Three non-governmental organisations (NGOs) have submitted a criminal complaint to the German courts over a number of chemical gas attacks that have taken place in Syria in the last decade.
The Justice Initiative, the Syrian Centre for Media and Freedom of Expression (SCMFE), and the Syrian Archive focused on the use of sarin gas on the Damascus suburb of al-Ghatou in 2013, which killed over 1,500 people, as well as the use of the gas on the northwest village of Khan Sheikhun in 2017, which killed around 100 people. On behalf of the victims, the three NGOs submitted the evidence to the German federal public prosecutor in Karlsruhe.
Under the principle of universal jurisdiction, several European countries have had Syria-related filings. This is because the principle allows prosecution of serious crimes even if they happened elsewhere. This exposure has resulted in the challenging of impunities that have been granted even though there are clear atrocities that have taken place in Syria.1
The President of SCMFE, Mazen Darwish, who was also once detained and tortured in a Syrian regime prison for three years, explained that this is a “significant new step which shows the Syrian people refuse to accept these failures.” Darwish further added: “The people of Syria have been repeatedly failed by international mechanisms and institutions which have not stopped the bloodshed or held criminals in Bashar as-Assad’s regime responsible for their actions.”1
Evidence provided clearly identifies government officials and Syrian armed forces responsible for the attacks. The filing also produced the most comprehensive investigation to date on the two attacks, collating witness testimony and arranging witnesses in Germany who are ready to testify. The evidence also includes documents that were leaked by regime defectors, as well as open source investigation material.1 The suffering of civilians has been documented by UN investigators and independent human rights groups, yet both the Syrian regime and armed parties have escaped punishment.
Steve Kostas, a senior legal officer at the Justice Initiative, seemed hopeful:
“We are confident that the new complaint and the dossier of evidence submitted on Monday will support the German prosecutor’s ongoing investigation.”
“Universal jurisdiction is an essential tool for building cases on the Syrian file.

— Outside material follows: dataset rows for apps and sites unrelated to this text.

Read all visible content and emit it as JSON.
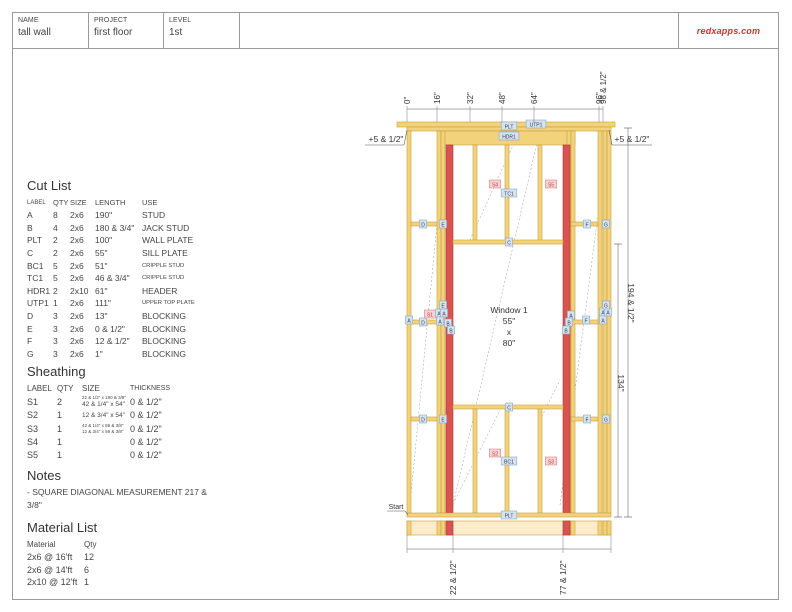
{
  "header": {
    "name_label": "NAME",
    "name_value": "tall wall",
    "project_label": "PROJECT",
    "project_value": "first floor",
    "level_label": "LEVEL",
    "level_value": "1st",
    "logo": "redxapps.com",
    "logo_color": "#d23030"
  },
  "cut_list": {
    "title": "Cut List",
    "headers": [
      "LABEL",
      "QTY",
      "SIZE",
      "LENGTH",
      "USE"
    ],
    "rows": [
      {
        "label": "A",
        "qty": "8",
        "size": "2x6",
        "length": "190\"",
        "use": "STUD",
        "small": false
      },
      {
        "label": "B",
        "qty": "4",
        "size": "2x6",
        "length": "180 & 3/4\"",
        "use": "JACK STUD",
        "small": false
      },
      {
        "label": "PLT",
        "qty": "2",
        "size": "2x6",
        "length": "100\"",
        "use": "WALL PLATE",
        "small": false
      },
      {
        "label": "C",
        "qty": "2",
        "size": "2x6",
        "length": "55\"",
        "use": "SILL PLATE",
        "small": false
      },
      {
        "label": "BC1",
        "qty": "5",
        "size": "2x6",
        "length": "51\"",
        "use": "CRIPPLE STUD",
        "small": true
      },
      {
        "label": "TC1",
        "qty": "5",
        "size": "2x6",
        "length": "46 & 3/4\"",
        "use": "CRIPPLE STUD",
        "small": true
      },
      {
        "label": "HDR1",
        "qty": "2",
        "size": "2x10",
        "length": "61\"",
        "use": "HEADER",
        "small": false
      },
      {
        "label": "UTP1",
        "qty": "1",
        "size": "2x6",
        "length": "111\"",
        "use": "UPPER TOP PLATE",
        "small": true
      },
      {
        "label": "D",
        "qty": "3",
        "size": "2x6",
        "length": "13\"",
        "use": "BLOCKING",
        "small": false
      },
      {
        "label": "E",
        "qty": "3",
        "size": "2x6",
        "length": "0 & 1/2\"",
        "use": "BLOCKING",
        "small": false
      },
      {
        "label": "F",
        "qty": "3",
        "size": "2x6",
        "length": "12 & 1/2\"",
        "use": "BLOCKING",
        "small": false
      },
      {
        "label": "G",
        "qty": "3",
        "size": "2x6",
        "length": "1\"",
        "use": "BLOCKING",
        "small": false
      }
    ]
  },
  "sheathing": {
    "title": "Sheathing",
    "headers": [
      "LABEL",
      "QTY",
      "SIZE",
      "THICKNESS"
    ],
    "rows": [
      {
        "label": "S1",
        "qty": "2",
        "size_lines": [
          "22 & 1/2\" x 190 & 3/8\"",
          "42 & 1/4\" x 54\""
        ],
        "thickness": "0 & 1/2\""
      },
      {
        "label": "S2",
        "qty": "1",
        "size_lines": [
          "12 & 3/4\" x 54\""
        ],
        "thickness": "0 & 1/2\""
      },
      {
        "label": "S3",
        "qty": "1",
        "size_lines": [
          "42 & 1/4\" x 59 & 3/8\"",
          "12 & 3/4\" x 59 & 3/8\""
        ],
        "thickness": "0 & 1/2\""
      },
      {
        "label": "S4",
        "qty": "1",
        "size_lines": [],
        "thickness": "0 & 1/2\""
      },
      {
        "label": "S5",
        "qty": "1",
        "size_lines": [],
        "thickness": "0 & 1/2\""
      }
    ]
  },
  "notes": {
    "title": "Notes",
    "text": "- SQUARE DIAGONAL MEASUREMENT 217 & 3/8\""
  },
  "material_list": {
    "title": "Material List",
    "headers": [
      "Material",
      "Qty"
    ],
    "rows": [
      {
        "material": "2x6 @ 16'ft",
        "qty": "12"
      },
      {
        "material": "2x6 @ 14'ft",
        "qty": "6"
      },
      {
        "material": "2x10 @ 12'ft",
        "qty": "1"
      }
    ]
  },
  "drawing": {
    "colors": {
      "wood": "#f2d27a",
      "wood_edge": "#c9a13c",
      "jack": "#d9534f",
      "tag_bg": "#d6e4f0",
      "tag_border": "#8aa6c1",
      "sheath_tag_bg": "#f6d2d2",
      "sheath_tag_border": "#d48a8a"
    },
    "top_ticks": [
      "0\"",
      "16\"",
      "32\"",
      "48\"",
      "64\"",
      "96\"",
      "98 & 1/2\""
    ],
    "overhang_left": "+5 & 1/2\"",
    "overhang_right": "+5 & 1/2\"",
    "height_total": "194 & 1/2\"",
    "height_window_bottom": "134\"",
    "bottom_dims": [
      "22 & 1/2\"",
      "77 & 1/2\""
    ],
    "start_label": "Start",
    "window": {
      "name": "Window 1",
      "width": "55\"",
      "x": "x",
      "height": "80\""
    },
    "tags": {
      "plt": "PLT",
      "hdr": "HDR1",
      "utp": "UTP1",
      "tc": "TC1",
      "bc": "BC1",
      "c": "C",
      "a": "A",
      "b": "B",
      "d": "D",
      "e": "E",
      "f": "F",
      "g": "G",
      "s1": "S1",
      "s2": "S2",
      "s3": "S3",
      "s4": "S4",
      "s5": "S5"
    }
  }
}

Different countries need to pool their resources and work together for effective investigations and prosecutions regarding these severe crimes against humanity.”1
There has been a call for international support. There has been no previous effort made to try the Syrian regime officials for the crimes committed, which include torture, unlawful detention, and the use of illegal weaponry like barrel bombs, chlorine, and sarin gas. The Assad regime has used chemical weapons against civilians in opposition-held areas, portraying the attacks as deliberate and part of a plan. Both Russia and China have used their veto many times due to their status as permanent members of the UN Security Council to delay and block investigations or to try and set up an ICC tribunal for Syria. Russian disinformation campaigns have tried to portray the attacks as staged, despite the overwhelming evidence accumulated by both UN and independent investigators that suggests the opposite.1
The Syrian regime has not yet responded even after the chemical weapons watchdog Organisation for the Prohibition of Chemical Weapons (OPCW) condemned their use of banned sarin and chlorine munitions. The OPCW has demanded that Syria declare the remainder of its chemical weapons stockpile immediately, but the Syrian regime has yet to comply to these demands. If they do not satisfy the demands of the OPCW, a more serious outcome could be seen due to the violation of the 1977 Chemical Weapons Convention.1